The older employees were not happy.
“Can you believe they wear this?” vented a group of Silicon Valley-based professionals in their late 30s and early 40s, to researcher Laura Sherbin. They were part of a focus group addressing generational issues in Silicon Valley, when frustrations about their younger colleagues, most in their 20s, took a surprising turn: dress code.
“Dress is the first filter,” said Sherbin, who is director of research at The Center for Talent Innovation, a New York-based think tank. “One thing dress signaled was lack of respect for the environment.”
Many companies have moved away from formal dress code policies in recent years, giving employees more freedom in what to put on for work. That trend towards casual wear is something that spans geographies and industries, said California-based consultant Jacob Morgan, author of The Future of Work. Bankers and lawyers are loosening their ties more frequently, while hoodies — made popular by Facebook founder Mark Zuckerberg — have become standard in the technology world.
“We used to live two different lives — work and home,” said Morgan. “As these things start to blend, we start to see dress codes get relaxed.”
But employees who take casual office attire too far could cause problems for companies that want to promote a more professional workplace culture or signal competence to clients.
That’s why many retailers such as Walmart and Starbucks continue to maintain dress codes even as they debate adding flexibility to their workwear rules.
“If you work in retail or in a restaurant, you come face-to-face with people who will make specific judgments about quality of product or service based on persona of the employee,” said Edward Yost, a human resources business partner at the Society for Human Resource Management.
Tell me what’s acceptable
Beyond being good for business, guidelines around workwear can also be a relief for employees. A lack of guidelines around what to wear can be challenging for employees who want to dress properly for their jobs.
“The broader the language in the policy, the more onus on the employee to make a good choice,” Yost said.
He said rather than specifying what to wear, many companies now have general guidelines asking employees to dress “appropriately”. But, said Yost, “that’s like defining art — it’s different to whoever is looking at it.”

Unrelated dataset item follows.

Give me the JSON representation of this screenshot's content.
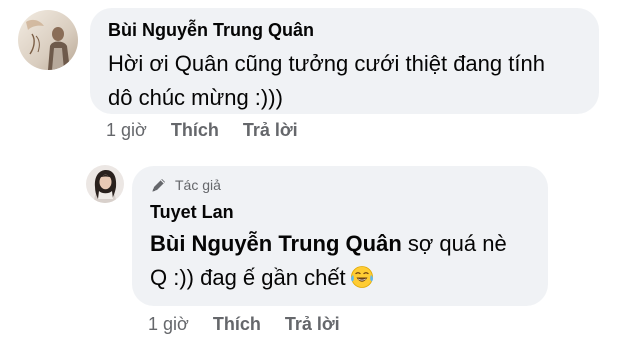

Sherbin said that when people encounter problems in dressing down, it’s often because they don’t know better or just get busy.
“Having a lot of variability around what to wear can make it difficult to figure out what to wear to fit in,” she said. They see others getting away with dressing down and gravitate towards that behavior. “If it’s six in the morning and I… am thinking about what to wear, I might think ‘I saw her wear this the other day, oh I’ll be fine’.”
Being direct about expectations can also be a relief to employees who may not realize that others may judge them based on what they wear. “If there’s something I am supposed to wear, tell me,” Sherbin said. “Don’t make it an invisible test saying I’ve chosen the wrong thing.”
In addition, without a formal policy, managers bear the burden of policing what’s acceptable, which can be awkward, especially across genders and cultures. A male manager, for example, might not want to have a discussion with a female employee about tube tops or too-short hem lines.
Presenting an image
Rather than solving the problem of sloppy workwear by issuing standard suit-and-tie dress codes, experts advise employers to think about dress policies as a reflection of their overall workplace values.
“Just putting together guidelines can be an incredibly useful exercise,” Sherbin said. It helps companies figure out the image they want to convey to their target audience.
Yost suggests that companies should start with their organisational philosophy. For client-facing companies, it helps to look at the image you want to present to clients coming through the door. “If you run a surf shop, it’s OK to wear the shorts and Billabong shirts that you sell there,” he said.
Once companies get guidelines in place, they should communicate them as part of more general training, Sherbin said. She suggests starting with employees on their first day. Including dress guidelines in a new employee orientation, for example, stops workplace wear from becoming an issue before it starts.
To reinforce the message, she advises making conversations about dress part of larger discussions around professional behavior in the workplace. For example, companies can include appearance as part of more holistic leadership trainings for high performers, alongside topics like communication and presence.
“Companies have tried to get away from saying, ‘do it because it’s in a handbook’,” she said. Instead they are giving employees more context around why appearance is important. “Ideally, the message being, ‘if you want to telegraph professionalism, here is how you do it’.”
This article was written by Renuka Rayasam from BBC Worldwide-America: Capital and was legally licensed through the NewsCred publisher network.